Native Promises are part of ES6 specification and fully supported by Node.js from v0.12. However, the ES6 specification describes a brief representation of Promises that may leave some users wanting more. Dedicated Promise libraries extend the ES6 Promises specification with more functionality. Two prominent Promise libraries are Q and Bluebird.
"Which Promises library should I use: Q or Bluebird?"
Let's review both libraries and try to choose one over the other. Let's use the two-step process of first turning to the community and then reviewing the project repositories. This process is described in detail in separate articles in Part 1 and Part 2.
Turn to community
Let's first turn to the community. Various indicators exist that convey package reliability. They are not waterproof but are a good starting point. They range from the number of dependent projects to the number of downloads in the last month and from stars on GitHub to general health ranking sites.
Downloads in the last month
6 753 948
7 177 345
Stars on GitHub
Package Quality (health ranking)
Comparison of reliability metrics for Q and Bluebird packages.

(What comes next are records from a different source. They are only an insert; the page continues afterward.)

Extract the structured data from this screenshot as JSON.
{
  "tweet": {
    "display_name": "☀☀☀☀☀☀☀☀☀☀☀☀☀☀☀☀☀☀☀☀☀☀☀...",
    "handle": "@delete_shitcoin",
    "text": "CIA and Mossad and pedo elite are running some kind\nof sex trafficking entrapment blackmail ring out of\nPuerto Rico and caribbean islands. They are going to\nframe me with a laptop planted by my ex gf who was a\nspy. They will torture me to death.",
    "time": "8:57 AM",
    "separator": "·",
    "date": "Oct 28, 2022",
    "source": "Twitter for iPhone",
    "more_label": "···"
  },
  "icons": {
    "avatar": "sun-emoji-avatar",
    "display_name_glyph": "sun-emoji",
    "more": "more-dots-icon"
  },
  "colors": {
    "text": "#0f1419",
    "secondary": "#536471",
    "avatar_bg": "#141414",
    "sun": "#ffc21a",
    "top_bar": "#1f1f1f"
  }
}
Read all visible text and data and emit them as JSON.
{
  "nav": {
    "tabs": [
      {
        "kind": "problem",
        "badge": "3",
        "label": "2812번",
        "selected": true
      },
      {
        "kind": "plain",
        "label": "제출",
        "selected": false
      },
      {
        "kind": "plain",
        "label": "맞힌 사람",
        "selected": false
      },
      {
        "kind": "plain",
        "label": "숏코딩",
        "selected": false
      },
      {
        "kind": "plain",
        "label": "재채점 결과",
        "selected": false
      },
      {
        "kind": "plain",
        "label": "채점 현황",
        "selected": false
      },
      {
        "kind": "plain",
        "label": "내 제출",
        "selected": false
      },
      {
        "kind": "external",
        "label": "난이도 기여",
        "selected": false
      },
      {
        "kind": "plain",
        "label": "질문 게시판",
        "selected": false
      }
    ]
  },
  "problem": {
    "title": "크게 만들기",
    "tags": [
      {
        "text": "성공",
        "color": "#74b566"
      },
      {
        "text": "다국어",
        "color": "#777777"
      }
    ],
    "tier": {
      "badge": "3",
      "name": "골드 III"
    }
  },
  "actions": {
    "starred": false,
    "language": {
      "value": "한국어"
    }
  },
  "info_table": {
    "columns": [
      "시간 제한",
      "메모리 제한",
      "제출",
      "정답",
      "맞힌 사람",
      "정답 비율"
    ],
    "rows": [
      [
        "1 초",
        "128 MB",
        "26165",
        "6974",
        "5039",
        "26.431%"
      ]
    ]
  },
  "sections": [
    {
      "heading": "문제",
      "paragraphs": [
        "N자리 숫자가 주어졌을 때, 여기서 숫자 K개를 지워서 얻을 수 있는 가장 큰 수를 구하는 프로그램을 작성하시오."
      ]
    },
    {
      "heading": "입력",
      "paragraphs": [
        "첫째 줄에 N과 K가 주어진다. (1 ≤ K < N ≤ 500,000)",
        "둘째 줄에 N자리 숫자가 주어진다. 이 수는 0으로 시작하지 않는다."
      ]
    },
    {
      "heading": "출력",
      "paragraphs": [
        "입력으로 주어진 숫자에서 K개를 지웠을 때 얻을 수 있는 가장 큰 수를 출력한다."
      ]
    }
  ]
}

It looks like they are both pretty even. Bluebird seems to have a slight edge over dependent projects and the number of downloads. Stars on GitHub are both evenly in the 11k range. Bluebird has a slight edge on Package Quality.com health ranking.
Next, let's look at the project repository for each project.
Q - GitHub Readme.md, very clear and informative, a bit long
Q - to solve the pyramid of doom, the infinite nesting callback problem
Bluebird - performance is king, a fast implementation of Promises
One might ask if performance is a necessary concern when dealing with asynchronous operations. There is a dedicated page on the Bluebird site "Bluebird: Why Performance?" but it is not completed.
Is it maintained
Q - last release 11 months ago
Bluebird - last release less than 24 hours ago
Is the scope clear
Both concentrate on the Promises problem space. They both have augmented the standard Promise functionality with various helpers that ease everyday operations and help to deal with complex workflows. Bluebird has support for coroutines.
Q - fair amount of open issues, 86 out of 411
Bluebird - good rate of issues closed, only a few open: 14 out of 748
Can you read the code
Q - more readable of the two, but not as modular and mostly in a single file
Bluebird - large codebase but modular, not the most readable code ever, performance optimization surely provide their own difficulties when trying to follow code
Not something you could fix yourself.
Verdict - use Bluebird
While the community indicators go even for both packages, Bluebird seems to be the better-maintained project. Both are very complex pieces of code and fixing any bugs you encounter are best left for the module authors. Due to this reason the maintenance activity proves to be a deciding factor.
Q seems to have slowed down on the releases front, and one might wonder if critical bugs will be updated promptly or not. Bluebird has some pages missing in the documentation, but otherwise very thorough explanations.